During this week, I researched how to discretize a continuous colour palette with matplotlib. I had this problem with doing a data visualization in which I needed a sizeable discrete colour palette (i.e. 20). So, the solution is easily findable on the web if you’ve dealt with colourmaps in the past. However, I want to wrap up the why of the problem and how to solve it.
The above visualization shows 20 different lines that exhibit a clearly
convergence rate pattern between the hyperparameter \(\eta\) and some
performance measure such as the log-likelihood.
How can we map the \(\eta\) values to its specific lines?
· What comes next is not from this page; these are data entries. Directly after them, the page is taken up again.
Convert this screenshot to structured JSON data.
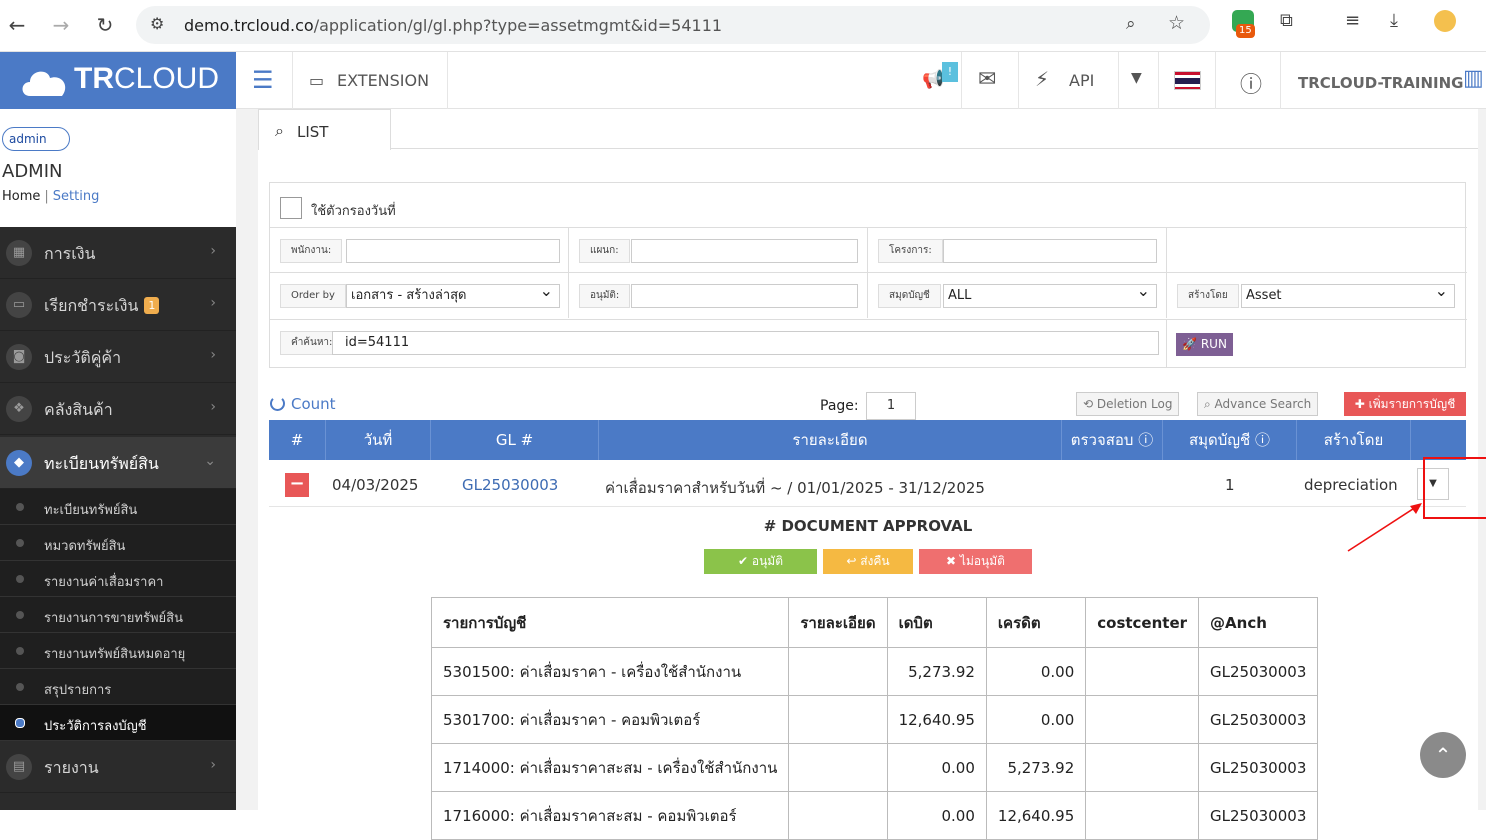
{
  "browser": {
    "url_host": "demo.trcloud.co",
    "url_path": "/application/gl/gl.php?type=assetmgmt&id=54111",
    "ext_badge": "15"
  },
  "logo": {
    "bold": "TR",
    "light": "CLOUD"
  },
  "user": {
    "avatar_alt": "admin",
    "name": "ADMIN",
    "home": "Home",
    "sep": "|",
    "setting": "Setting"
  },
  "menu": [
    {
      "label": "การเงิน",
      "icon": "calendar-icon"
    },
    {
      "label": "เรียกชำระเงิน",
      "icon": "card-icon",
      "badge": "1"
    },
    {
      "label": "ประวัติคู่ค้า",
      "icon": "contact-icon"
    },
    {
      "label": "คลังสินค้า",
      "icon": "boxes-icon"
    },
    {
      "label": "ทะเบียนทรัพย์สิน",
      "icon": "diamond-icon"
    },
    {
      "label": "รายงาน",
      "icon": "report-icon"
    }
  ],
  "submenu": [
    "ทะเบียนทรัพย์สิน",
    "หมวดทรัพย์สิน",
    "รายงานค่าเสื่อมราคา",
    "รายงานการขายทรัพย์สิน",
    "รายงานทรัพย์สินหมดอายุ",
    "สรุปรายการ",
    "ประวัติการลงบัญชี"
  ],
  "topbar": {
    "extension": "EXTENSION",
    "notif_badge": "!",
    "api": "API",
    "company": "TRCLOUD-TRAINING"
  },
  "tab": {
    "list": "LIST"
  },
  "filter": {
    "date_filter_label": "ใช้ตัวกรองวันที่",
    "employee_label": "พนักงาน:",
    "employee_value": "",
    "department_label": "แผนก:",
    "department_value": "",
    "project_label": "โครงการ:",
    "project_value": "",
    "orderby_label": "Order by",
    "orderby_value": "เอกสาร - สร้างล่าสุด",
    "approve_label": "อนุมัติ:",
    "approve_value": "",
    "journal_label": "สมุดบัญชี",
    "journal_value": "ALL",
    "createdby_label": "สร้างโดย",
    "createdby_value": "Asset",
    "search_label": "คำค้นหา:",
    "search_value": "id=54111",
    "run": "RUN"
  },
  "toolbar": {
    "count": "Count",
    "page_label": "Page:",
    "page_value": "1",
    "deletion_log": "Deletion Log",
    "advance_search": "Advance Search",
    "add": "เพิ่มรายการบัญชี"
  },
  "table": {
    "headers": [
      "#",
      "วันที่",
      "GL #",
      "รายละเอียด",
      "ตรวจสอบ",
      "สมุดบัญชี",
      "สร้างโดย"
    ],
    "row": {
      "date": "04/03/2025",
      "gl": "GL25030003",
      "detail": "ค่าเสื่อมราคาสำหรับวันที่ ~ / 01/01/2025 - 31/12/2025",
      "journal": "1",
      "created_by": "depreciation"
    }
  },
  "approval": {
    "title": "# DOCUMENT APPROVAL",
    "approve": "อนุมัติ",
    "return": "ส่งคืน",
    "reject": "ไม่อนุมัติ"
  },
  "entries": {
    "headers": [
      "รายการบัญชี",
      "รายละเอียด",
      "เดบิต",
      "เครดิต",
      "costcenter",
      "@Anch"
    ],
    "rows": [
      [
        "5301500: ค่าเสื่อมราคา - เครื่องใช้สำนักงาน",
        "",
        "5,273.92",
        "0.00",
        "",
        "GL25030003"
      ],
      [
        "5301700: ค่าเสื่อมราคา - คอมพิวเตอร์",
        "",
        "12,640.95",
        "0.00",
        "",
        "GL25030003"
      ],
      [
        "1714000: ค่าเสื่อมราคาสะสม - เครื่องใช้สำนักงาน",
        "",
        "0.00",
        "5,273.92",
        "",
        "GL25030003"
      ],
      [
        "1716000: ค่าเสื่อมราคาสะสม - คอมพิวเตอร์",
        "",
        "0.00",
        "12,640.95",
        "",
        "GL25030003"
      ]
    ]
  },
  "colors": {
    "brand": "#4b7ac6",
    "danger": "#e85757",
    "success": "#8bc34a",
    "warning": "#f5b942"
  }
}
The natural option
is used colours, but you immediately notice that we have a problem with such large quantity
of different values for \(\eta\). Ok, it’s not really a problem, you can just
custom_palette (e.g. MetBrewer repo)
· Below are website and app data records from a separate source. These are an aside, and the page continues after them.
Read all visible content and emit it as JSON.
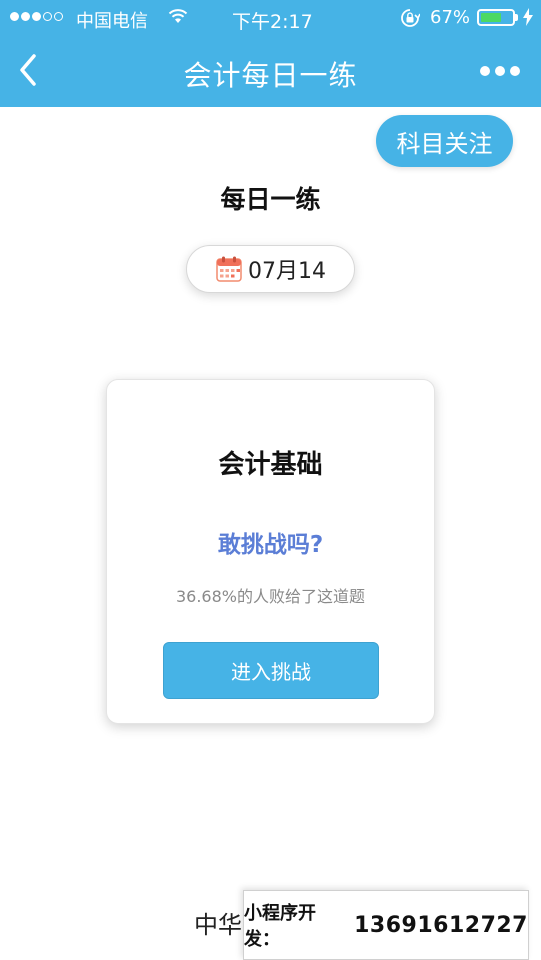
{
  "status_bar": {
    "carrier": "中国电信",
    "time": "下午2:17",
    "battery_percent": "67%",
    "battery_level": 0.67
  },
  "nav": {
    "title": "会计每日一练",
    "back_icon": "chevron-left-icon",
    "more_icon": "more-dots-icon"
  },
  "follow_button": {
    "label": "科目关注"
  },
  "page_title": "每日一练",
  "date": {
    "icon": "calendar-icon",
    "text": "07月14"
  },
  "card": {
    "subject": "会计基础",
    "dare": "敢挑战吗?",
    "fail_rate": "36.68%的人败给了这道题",
    "button": "进入挑战"
  },
  "footer": {
    "partial_text": "中华"
  },
  "dev_banner": {
    "label": "小程序开发：",
    "phone": "13691612727"
  },
  "colors": {
    "primary": "#46b3e6",
    "dare": "#5b7ed6",
    "battery": "#4cd964"
  }
}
and code as follow:
from cycler import cycler import matplotlib as mpl custom_palette = ['#hexcode_1', ..., '#hexcode_20'] custom_cycler = (cycler(color=custom_palette)) plt.rc('axes', prop_cycle=custom_cycler)
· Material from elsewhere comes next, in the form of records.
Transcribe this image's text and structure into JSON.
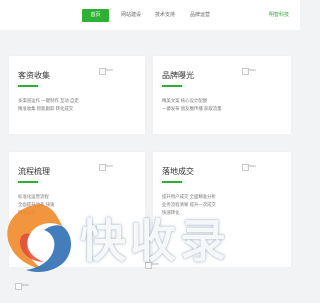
{
  "nav": {
    "items": [
      {
        "label": "首页",
        "active": true
      },
      {
        "label": "网站建设",
        "active": false
      },
      {
        "label": "技术支持",
        "active": false
      },
      {
        "label": "品牌运营",
        "active": false
      }
    ],
    "right_link": "明智科技"
  },
  "cards": [
    {
      "title": "客资收集",
      "lines": [
        "多渠道运作 一键制作 互动 自定",
        "精准收集 智能跟踪 转化成交"
      ],
      "image_alt": "icon"
    },
    {
      "title": "品牌曝光",
      "lines": [
        "精美文案 核心设计配图",
        "一键发布 朋友圈传播 获取流量"
      ],
      "image_alt": "icon"
    },
    {
      "title": "流程梳理",
      "lines": [
        "标准化运营流程",
        "全面提升效率 快速",
        "精准高效"
      ],
      "image_alt": "icon"
    },
    {
      "title": "落地成交",
      "lines": [
        "提升用户成交 全面精准分析",
        "业务流程清晰 提升一次成交",
        "快速转化"
      ],
      "image_alt": "icon"
    }
  ],
  "bottom_images": [
    {
      "alt": "icon"
    },
    {
      "alt": "icon"
    }
  ],
  "watermark": {
    "text": "快收录",
    "colors": {
      "orange": "#f08a2a",
      "blue": "#2f6fb5",
      "red": "#e24a3a"
    }
  },
  "colors": {
    "accent": "#2eb034",
    "background": "#f2f3f5"
  }
}
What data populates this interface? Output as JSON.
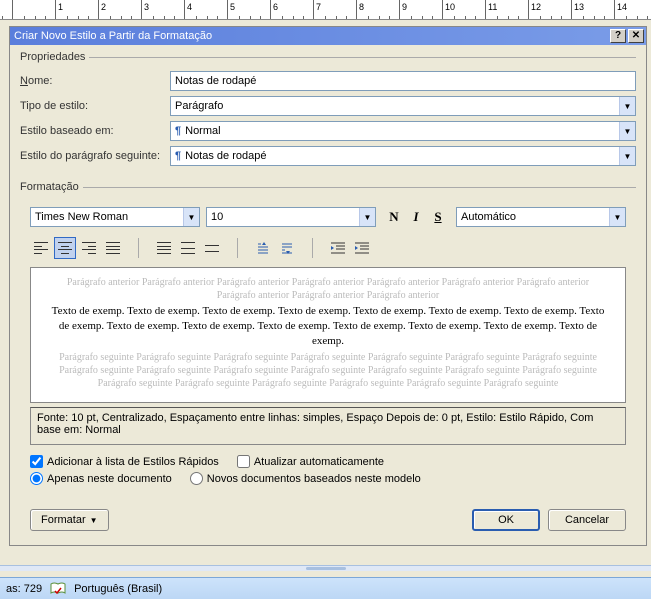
{
  "ruler": {
    "numbers": [
      "1",
      "",
      "1",
      "2",
      "3",
      "4",
      "5",
      "6",
      "7",
      "8",
      "9",
      "10",
      "11",
      "12",
      "13",
      "14"
    ]
  },
  "dialog": {
    "title": "Criar Novo Estilo a Partir da Formatação",
    "fieldsets": {
      "props": "Propriedades",
      "fmt": "Formatação"
    },
    "labels": {
      "name": "Nome:",
      "styleType": "Tipo de estilo:",
      "basedOn": "Estilo baseado em:",
      "nextPara": "Estilo do parágrafo seguinte:"
    },
    "values": {
      "name": "Notas de rodapé",
      "styleType": "Parágrafo",
      "basedOn": "Normal",
      "nextPara": "Notas de rodapé"
    },
    "font": {
      "name": "Times New Roman",
      "size": "10",
      "autoColor": "Automático"
    },
    "preview": {
      "before": "Parágrafo anterior Parágrafo anterior Parágrafo anterior Parágrafo anterior Parágrafo anterior Parágrafo anterior Parágrafo anterior Parágrafo anterior Parágrafo anterior Parágrafo anterior",
      "sample": "Texto de exemp. Texto de exemp. Texto de exemp. Texto de exemp. Texto de exemp. Texto de exemp. Texto de exemp. Texto de exemp. Texto de exemp. Texto de exemp. Texto de exemp. Texto de exemp. Texto de exemp. Texto de exemp. Texto de exemp.",
      "after": "Parágrafo seguinte Parágrafo seguinte Parágrafo seguinte Parágrafo seguinte Parágrafo seguinte Parágrafo seguinte Parágrafo seguinte Parágrafo seguinte Parágrafo seguinte Parágrafo seguinte Parágrafo seguinte Parágrafo seguinte Parágrafo seguinte Parágrafo seguinte Parágrafo seguinte Parágrafo seguinte Parágrafo seguinte Parágrafo seguinte Parágrafo seguinte Parágrafo seguinte"
    },
    "description": "Fonte: 10 pt, Centralizado, Espaçamento entre linhas:  simples, Espaço Depois de:  0 pt, Estilo: Estilo Rápido, Com base em: Normal",
    "checks": {
      "addQuick": "Adicionar à lista de Estilos Rápidos",
      "autoUpdate": "Atualizar automaticamente",
      "thisDoc": "Apenas neste documento",
      "newDocs": "Novos documentos baseados neste modelo"
    },
    "buttons": {
      "format": "Formatar",
      "ok": "OK",
      "cancel": "Cancelar"
    }
  },
  "status": {
    "words": "as: 729",
    "lang": "Português (Brasil)"
  }
}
If you didn’t know what Cycler is, it is just a
convenient way that
matplotlib provides to iterate for different style options
such as colours, line styles, and others.
But wait…, there is a constraint here; we want to exhibit a pattern through the colours–as we increase the magnitude of \(\eta\) the log-likelihood convergence rate increase as well–so we need this notion of a gradient. Look at the \(\eta\) values; there are jumping in regular steps of 0.005. That could be annoying for picking a colour’s sequence because we would have to be accountable for the regularity between any consecutive colours.
So, a continuous colormap (
CMAP) solve the previous issue, just we need a way
to discretize and pick
cmap = plt.get_cmap(CMAP, N) custom_palette = [mpl.colors.rgb2hex(cmap(i)) for i in range(cmap.N)]
Can we do better? Yes! It is possible to decouple the precision from the colour mapping to each of the 20-labels by highlighting particular lines (e.g. best, worst) using annotations. Then use a colourbar to communicate the \(\eta\)’s effect on the convergence rate as its value increases. The visualization will be way cleaner than the above visualization with two columns of labels.
is done by
ScalerMappable and requires passing two elements:
cmapthat can we recover from our custom_palette
ListedColormap(custom_palette)or using directly the original (‘RdBu’ in this case)
BoundaryNormthat takes two inputs: the list and length of values (i.e. different \(\eta\) values)
from matplotlib.colors import ListedColormap, BoundaryNorm from matplotlib.cm import ScalarMappable cbar = plt.colorbar(ScalarMappable(norm=BoundaryNorm(learning_rates, ncolors=len(learning_rates)), cmap=ListedColormap(custom_palette))); cbar.ax.tick_params(labelsize=7)
That’s the way computer talks to each other.